Small steps forward are better than small steps backward or standing still.
The work on my CNC conversion continues. After getting the Z-axis moving, I went to look at how to get the oil fittings hooked up and found to my horror that I had installed the ballnut pointing the wrong way. There's a hole in the top of the Z-column that allows feeding in the oil tube, and it was on the opposite side from the fitting. That meant zero chance of getting a tube onto the fitting through the hole, or doing it without taking the column apart. After some agonizing over that, I took the motor and mount back off, then pulled the ballscrew and nut, finally putting the oil fitting into the place it goes. That was a step backward. It doesn't fit.
This looks fine, right? I mean except for the white fitting being overexposed. If you look in the holes in the ballnut facing you, you'll see metal, not the threaded holes that they are supposed to line up with. If I rotate the ballnut to get them to line up, the fitting hits the side wall of the casting it's in.
I'm still researching ways to get around that. I really want to minimize the amount of doing everything several times that I'm trapped in, and I'm especially concerned about anything that would make me pull the ballnut off its screw and involve a potential second Ballnut Removal Tool fiasco. So while I think about this problem, I moved on to build the oil distribution system for the XY table, so that I can put that back together. This required some tubing adapters and some 1/4" OD tubing. I had to order the adapters, but the tubing itself was available in town. It took a couple of days to get everything here and then minutes to finish the distribution system.
In this view, the upper right is a Tee connector. The hose from the oil pump will go into another Tee before this one: one of its outputs will go to the Tee visible here while the other output will go up the Z column to oil that and to another Tee up there.
Getting the tubing completed means there's nothing to prevent me putting the table back on and getting both X and Y moving under CNC control. The table is the heaviest of the pieces I've been slinging around and getting it into the chip tray definitely made a few body parts complain, but nothing seems injured. While I was playing with the table, it just didn't feel right.
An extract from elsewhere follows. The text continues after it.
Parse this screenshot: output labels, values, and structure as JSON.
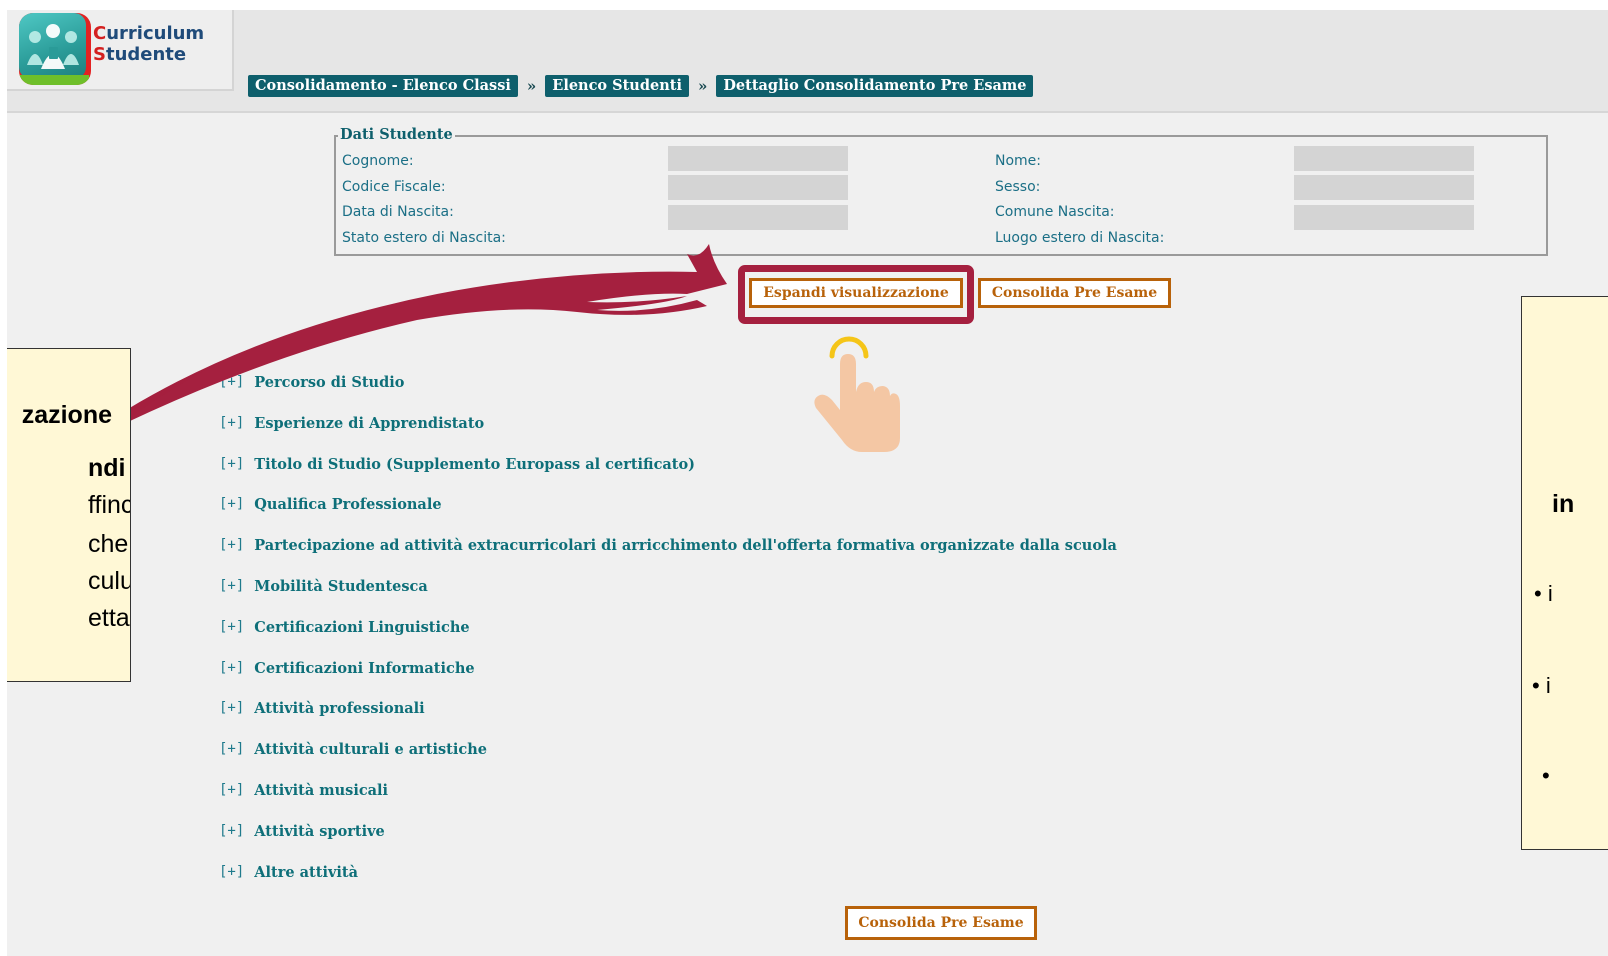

Investigation led to me discover another step backward.
The table was sitting on the 1/4" tubing, rocking back and forth. I could bend the tube closer to the fitting, but examination after pulling the tubing off showed that the edge of that vertical wall is over the middle of the fitting. Maybe that part of my table is wider than in earlier models, but I haven't heard of this problem before. I think that with the table sticking that far over the fitting, the table is always going to rub on the tube. Which will probably lead to failure "sooner rather than later". After thinking about this for a while, I decided to see if I could heat the smaller diameter tubing I have and stretch it to fit over the fitting. It worked. The smaller tube bends closer to the fitting and pulls out of the way easier.
With that at least temporarily resolved, I could slide the table around, put the non-motorized (left) side's end cap back on, and then look at putting the motor on. Will the thinner tube lie lower and flatter in the cutout and be less susceptible to damage? We'll find out.
In the middle front,you see the black motor, followed by the blue angle stock motor bracket and the rectangular blue Y axis extension, then the cross slide with the X table on it. Along with a mess of tools and stuff. This is the first time the base has had the table and cross slide both mounted on it in I-don't-know-how-long.
With some luck, I should be able to get the X-axis motor mounted tomorrow and then see if I can get this whole thing to move under CNC control. It should.
Hang in there!ReplyDelete
You'll get it all straightened out.
Seeing this move under control is going to be pretty great.ReplyDelete
Maybe someday I will start a project and not have the small details cause big delays. Probably today is not that day, and tomorrow is looking unlikely.
Coming from a background of ship repair, that is certainly not a mess!
Are you SURE w aren't related?ReplyDelete
I'm sorry I'm kinda laughing about your fitting problem but I'll be damned if it doesn't sound exactly like something that would be happening to me.
Keep after it, if you are like me then you are a stubborn old bastard that hates to lose.
I suppose stubborn old bastard that hates to lose is as good a way to put as any. I keep telling myself if I don't get this thing running, I not only don't get to work on the things I want to work on, I lose all the money I've dumped into this rabbit hole. Between the two of those thoughts, they keep me moving on the problems.Delete
I figured out a better way to make this work, and actually have good clearance between the tube and the slide. Well, maybe 12 or 15 mils, but clearance is clearance. Details later.